Are You Living a Great Life… On Facebook?

“I aspire to be the beautiful, together person my Facebook profile suggest I am.” Unknown (most of us)

I only want to show the good things in my life when posting to Facebook.  I don’t think there is anything wrong with that; I’m not trying to hide anything.  However, I do catch myself posting with the intention of wanting my life to look better than it actually is.  Don’t get me wrong, I love my life but it’s not perfect and I do wish it was as good as my Facebook profile would suggest even though my Facebook profile sucks! When I started this site, I started it with the intention that the GREAT LIFE is not supposed to be perfect.  Living the GREAT LIFE doesn’t LOOK any particular way…  The GREAT LIFE is sometimes lived with lots of fear, uncertainty, and vulnerability.  There is risk, but there is also the daily reward of presence when you live and allow yourself to be seen.  Our Facebook persona often doesn’t allow us to be vulnerable or to be really seen.  Lets be honest, who wants to see that?

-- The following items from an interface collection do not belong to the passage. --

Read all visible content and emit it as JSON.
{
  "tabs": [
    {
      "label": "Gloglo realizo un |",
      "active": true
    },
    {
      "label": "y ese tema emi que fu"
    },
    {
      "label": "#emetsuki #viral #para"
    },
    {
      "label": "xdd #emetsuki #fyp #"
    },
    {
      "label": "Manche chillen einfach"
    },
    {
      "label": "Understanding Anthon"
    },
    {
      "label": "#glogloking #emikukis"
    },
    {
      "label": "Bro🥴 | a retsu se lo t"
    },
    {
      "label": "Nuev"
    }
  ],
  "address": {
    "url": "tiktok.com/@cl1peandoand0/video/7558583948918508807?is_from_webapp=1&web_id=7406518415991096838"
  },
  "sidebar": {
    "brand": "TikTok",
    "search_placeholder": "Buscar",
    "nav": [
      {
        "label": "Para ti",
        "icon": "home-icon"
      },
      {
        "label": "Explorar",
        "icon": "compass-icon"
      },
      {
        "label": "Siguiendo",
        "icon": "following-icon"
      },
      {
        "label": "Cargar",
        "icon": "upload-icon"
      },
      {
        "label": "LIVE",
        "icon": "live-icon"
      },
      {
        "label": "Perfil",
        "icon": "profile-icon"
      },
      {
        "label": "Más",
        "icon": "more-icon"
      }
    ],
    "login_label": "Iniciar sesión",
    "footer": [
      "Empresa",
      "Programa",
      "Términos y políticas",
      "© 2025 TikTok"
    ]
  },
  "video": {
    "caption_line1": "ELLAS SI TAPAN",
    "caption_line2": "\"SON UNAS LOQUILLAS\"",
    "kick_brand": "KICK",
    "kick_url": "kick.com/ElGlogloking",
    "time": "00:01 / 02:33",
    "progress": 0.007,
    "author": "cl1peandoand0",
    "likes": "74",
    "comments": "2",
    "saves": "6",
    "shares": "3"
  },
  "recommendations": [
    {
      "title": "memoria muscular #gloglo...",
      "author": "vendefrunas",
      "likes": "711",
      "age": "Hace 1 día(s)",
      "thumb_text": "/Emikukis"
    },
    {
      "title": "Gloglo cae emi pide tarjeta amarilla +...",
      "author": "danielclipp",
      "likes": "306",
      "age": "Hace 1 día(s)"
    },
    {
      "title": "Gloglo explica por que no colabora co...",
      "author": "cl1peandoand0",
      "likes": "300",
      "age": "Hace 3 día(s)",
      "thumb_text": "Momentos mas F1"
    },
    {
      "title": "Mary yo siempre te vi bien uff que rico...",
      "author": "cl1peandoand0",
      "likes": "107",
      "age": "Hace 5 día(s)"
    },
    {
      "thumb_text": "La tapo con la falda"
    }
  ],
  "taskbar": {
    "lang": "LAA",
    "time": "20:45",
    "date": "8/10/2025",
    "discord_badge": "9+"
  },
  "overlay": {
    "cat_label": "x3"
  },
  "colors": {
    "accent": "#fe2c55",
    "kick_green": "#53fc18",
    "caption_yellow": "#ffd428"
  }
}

Many people have carefully crafted messages, and post only the best pictures. Some of us use Facebook to promote ourselves professionally and wouldn’t dare post the pictures of a fun night out for fear of what our clients or coworkers would think.  Facebook allows us to show our best side. Even when that side is not very good.  Pictures with a spouse suggest a happy loving relationship that in reality is lonely and disappointing.  Pictures of a new car don’t show the stress of financial insecurity and crushing debt.  Christmas pictures show happy family, but really it’s just a couple drunks, a drug addict, spoiled kids that only want more, and someone on the verge of a breakdown. There’s nothing wrong with what you don’t show, it’s human.

Facebook for most of us is what TV use to be like, showing only the best of people. When I was a kid TV was an example of how life was supposed to be.  Shows like The Brady Bunch, Family Ties, and The Cosby show use to set an example for family life, and often set the bar high.  To me those were lives that I couldn’t relate to. They existed in another world that did not remotely look like mine.  Certainly nobody I knew had relationships with their family like that, nor did they solve life’s difficult challenges in the time it took a sitcom…  Then came shows like Rosanne then Married With Children and most of us could relate.  Families struggle in a lot of ways.  We loved those shows because they didn’t set the bar very high, yet they still had the values we all share, love for family, even when it’s hard to be around them.  Then reality TV came and showed the darker side to people, self-serving, greedy, vain, unconscionable… Still these shows are popular because we see people do and say the things we wish we could if we were raised by wolves.

Facebook gives me an opportunity to show you my life’s version of The Brady Bunch.  Which again, I don’t think is bad.  Just so long as I remember that when I see your profile, I remind myself that you are showing me the best version of your life, not the whole realty.

In my work it’s not uncommon that people talk about looking a friends social media profiles and feeling envious.  I admit, I can relate.  Early this year I did a lot of “compare and despair” seeing what I perceive as these perfect lives the people I grew up with.  I had one friend in particular who had the life I wanted.  He had a wife and a daughter and just two weeks after his son was born he suffered a major stroke and died.  When I saw his posts on on Facebook, I saw a perfect life; I didn’t see the stress he may have been under at work. I didn’t see his stresses or struggle. I didn’t see health issues that led to his death.  He was just 39 years old.  I’ll never see the pain his death caused his friends and family. We don’t share that on Facebook.

The point to living a GREAT LIFE daily, is to learn to live in today, to not regret, to not live so far in the future that we aren’t present, and most important to live your own life without shame, regret, or envy.  While Facebook and other social media make a poor substitute for a real life, it’s also a place where those who are courageous enough to be vulnerable inspire others to live more authentically.  Despite what I might see is great about your life, I remind myself that today I have more than I could ever need. When I begin to feel that what I have is not enough, I pray for the courage to truly live my own GREAT LIFE… not just one on Facebook.